** Opening Input block **

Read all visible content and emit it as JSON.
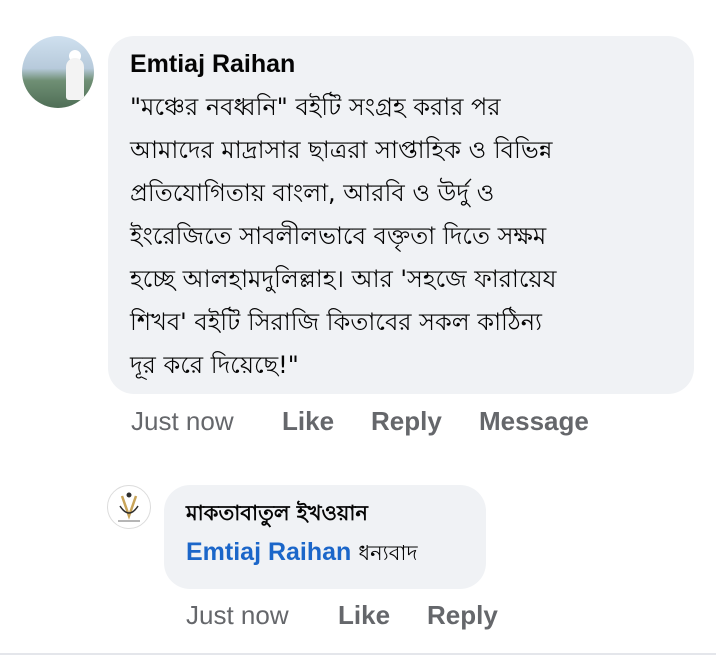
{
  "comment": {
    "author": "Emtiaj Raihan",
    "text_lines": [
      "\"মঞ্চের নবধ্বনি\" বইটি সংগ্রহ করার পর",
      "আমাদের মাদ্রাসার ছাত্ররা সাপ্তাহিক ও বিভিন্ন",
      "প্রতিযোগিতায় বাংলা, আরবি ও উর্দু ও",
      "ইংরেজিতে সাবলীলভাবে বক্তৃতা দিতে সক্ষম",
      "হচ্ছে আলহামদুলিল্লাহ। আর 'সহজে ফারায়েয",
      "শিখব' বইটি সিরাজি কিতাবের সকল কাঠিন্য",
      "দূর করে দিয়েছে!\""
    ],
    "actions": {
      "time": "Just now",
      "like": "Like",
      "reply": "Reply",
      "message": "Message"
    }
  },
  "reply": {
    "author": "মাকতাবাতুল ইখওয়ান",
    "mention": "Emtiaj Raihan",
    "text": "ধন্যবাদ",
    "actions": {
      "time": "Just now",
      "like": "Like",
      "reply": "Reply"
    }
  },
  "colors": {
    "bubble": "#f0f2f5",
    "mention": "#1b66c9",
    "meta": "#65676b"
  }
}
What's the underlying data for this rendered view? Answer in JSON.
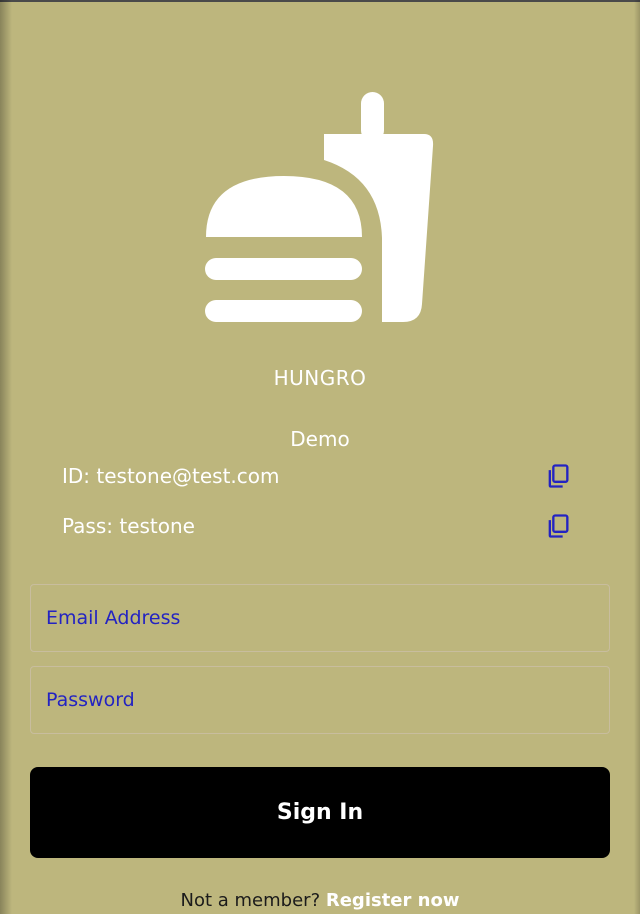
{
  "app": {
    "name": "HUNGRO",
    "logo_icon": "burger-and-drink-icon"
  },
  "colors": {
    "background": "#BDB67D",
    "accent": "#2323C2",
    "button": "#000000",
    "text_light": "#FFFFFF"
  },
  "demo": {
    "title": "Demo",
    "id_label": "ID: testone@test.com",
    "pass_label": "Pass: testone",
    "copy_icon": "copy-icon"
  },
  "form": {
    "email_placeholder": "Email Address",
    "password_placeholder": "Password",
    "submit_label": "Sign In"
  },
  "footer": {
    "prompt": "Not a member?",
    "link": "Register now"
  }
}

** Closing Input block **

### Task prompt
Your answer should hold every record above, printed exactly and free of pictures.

### Expected answer
Read all visible content and emit it as JSON.
{
  "comment": {
    "author": "Emtiaj Raihan",
    "text_lines": [
      "\"মঞ্চের নবধ্বনি\" বইটি সংগ্রহ করার পর",
      "আমাদের মাদ্রাসার ছাত্ররা সাপ্তাহিক ও বিভিন্ন",
      "প্রতিযোগিতায় বাংলা, আরবি ও উর্দু ও",
      "ইংরেজিতে সাবলীলভাবে বক্তৃতা দিতে সক্ষম",
      "হচ্ছে আলহামদুলিল্লাহ। আর 'সহজে ফারায়েয",
      "শিখব' বইটি সিরাজি কিতাবের সকল কাঠিন্য",
      "দূর করে দিয়েছে!\""
    ],
    "actions": {
      "time": "Just now",
      "like": "Like",
      "reply": "Reply",
      "message": "Message"
    }
  },
  "reply": {
    "author": "মাকতাবাতুল ইখওয়ান",
    "mention": "Emtiaj Raihan",
    "text": "ধন্যবাদ",
    "actions": {
      "time": "Just now",
      "like": "Like",
      "reply": "Reply"
    }
  },
  "colors": {
    "bubble": "#f0f2f5",
    "mention": "#1b66c9",
    "meta": "#65676b"
  }
}
What's the underlying data for this rendered view? Answer in JSON.
{
  "app": {
    "name": "HUNGRO",
    "logo_icon": "burger-and-drink-icon"
  },
  "colors": {
    "background": "#BDB67D",
    "accent": "#2323C2",
    "button": "#000000",
    "text_light": "#FFFFFF"
  },
  "demo": {
    "title": "Demo",
    "id_label": "ID: testone@test.com",
    "pass_label": "Pass: testone",
    "copy_icon": "copy-icon"
  },
  "form": {
    "email_placeholder": "Email Address",
    "password_placeholder": "Password",
    "submit_label": "Sign In"
  },
  "footer": {
    "prompt": "Not a member?",
    "link": "Register now"
  }
}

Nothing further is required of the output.